SUPPLIED RECORDS: Begin

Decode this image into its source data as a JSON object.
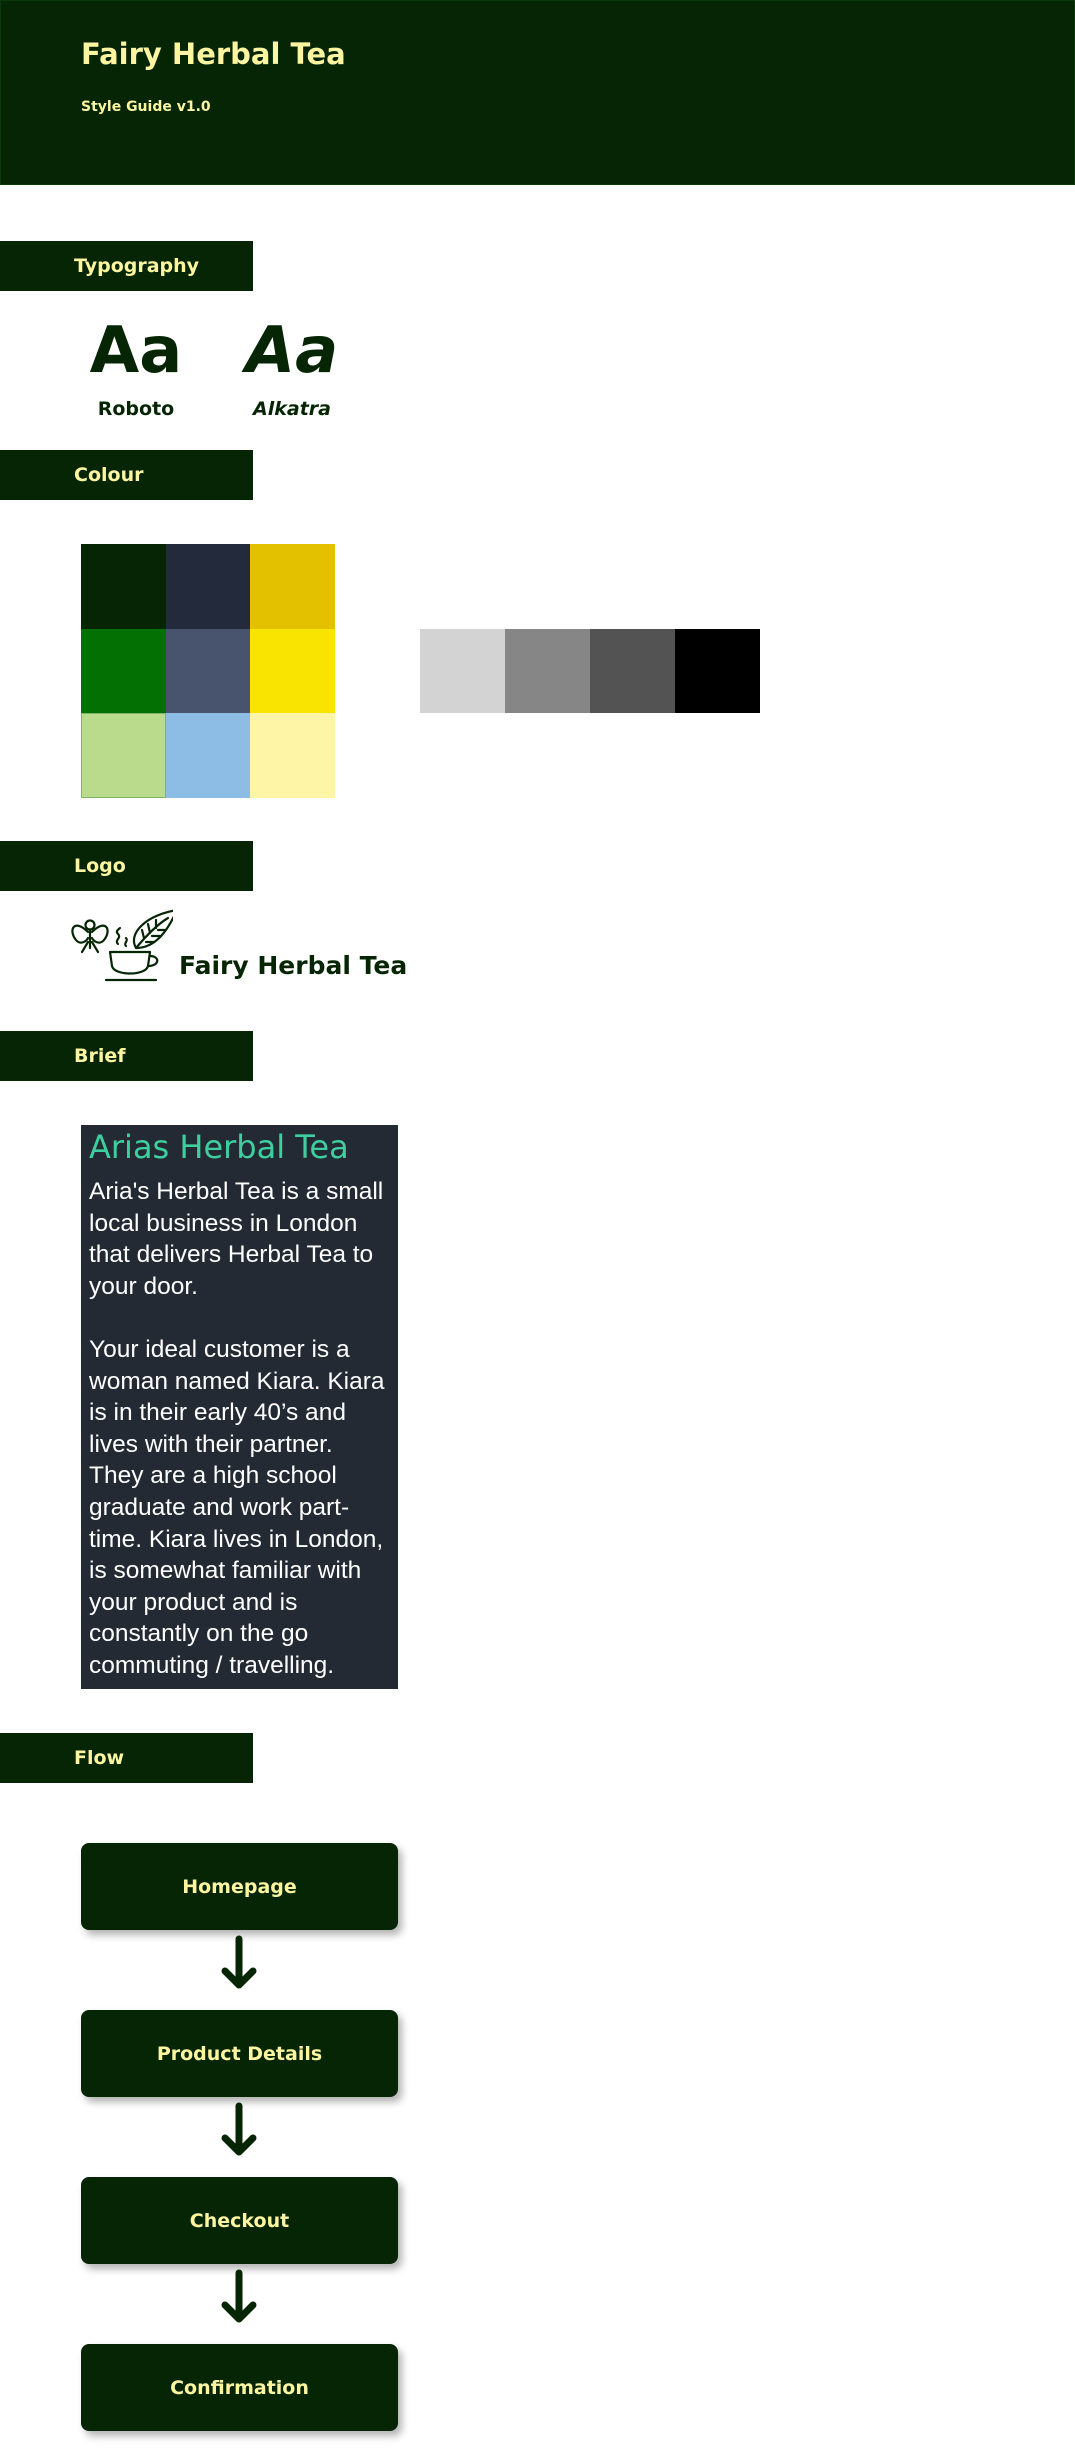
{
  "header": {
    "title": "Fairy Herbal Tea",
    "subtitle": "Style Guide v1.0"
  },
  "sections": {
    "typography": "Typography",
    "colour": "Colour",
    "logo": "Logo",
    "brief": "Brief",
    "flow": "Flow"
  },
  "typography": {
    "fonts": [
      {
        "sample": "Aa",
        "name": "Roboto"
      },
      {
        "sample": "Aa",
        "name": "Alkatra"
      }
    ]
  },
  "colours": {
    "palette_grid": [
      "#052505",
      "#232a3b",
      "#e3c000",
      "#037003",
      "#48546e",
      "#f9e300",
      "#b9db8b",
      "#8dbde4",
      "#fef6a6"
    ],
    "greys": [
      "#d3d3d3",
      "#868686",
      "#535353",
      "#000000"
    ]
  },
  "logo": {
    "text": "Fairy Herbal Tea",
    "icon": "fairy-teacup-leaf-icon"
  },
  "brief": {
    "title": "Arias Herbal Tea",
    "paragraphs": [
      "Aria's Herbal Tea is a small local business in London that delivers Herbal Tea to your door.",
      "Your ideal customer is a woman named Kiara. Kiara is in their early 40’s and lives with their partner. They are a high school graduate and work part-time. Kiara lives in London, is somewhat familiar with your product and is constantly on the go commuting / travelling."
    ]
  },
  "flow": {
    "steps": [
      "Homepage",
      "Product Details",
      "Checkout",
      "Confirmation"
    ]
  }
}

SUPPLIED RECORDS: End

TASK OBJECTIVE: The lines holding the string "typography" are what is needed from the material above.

EXERCISE OUTPUT:
    "typography": "Typography",
  "typography": {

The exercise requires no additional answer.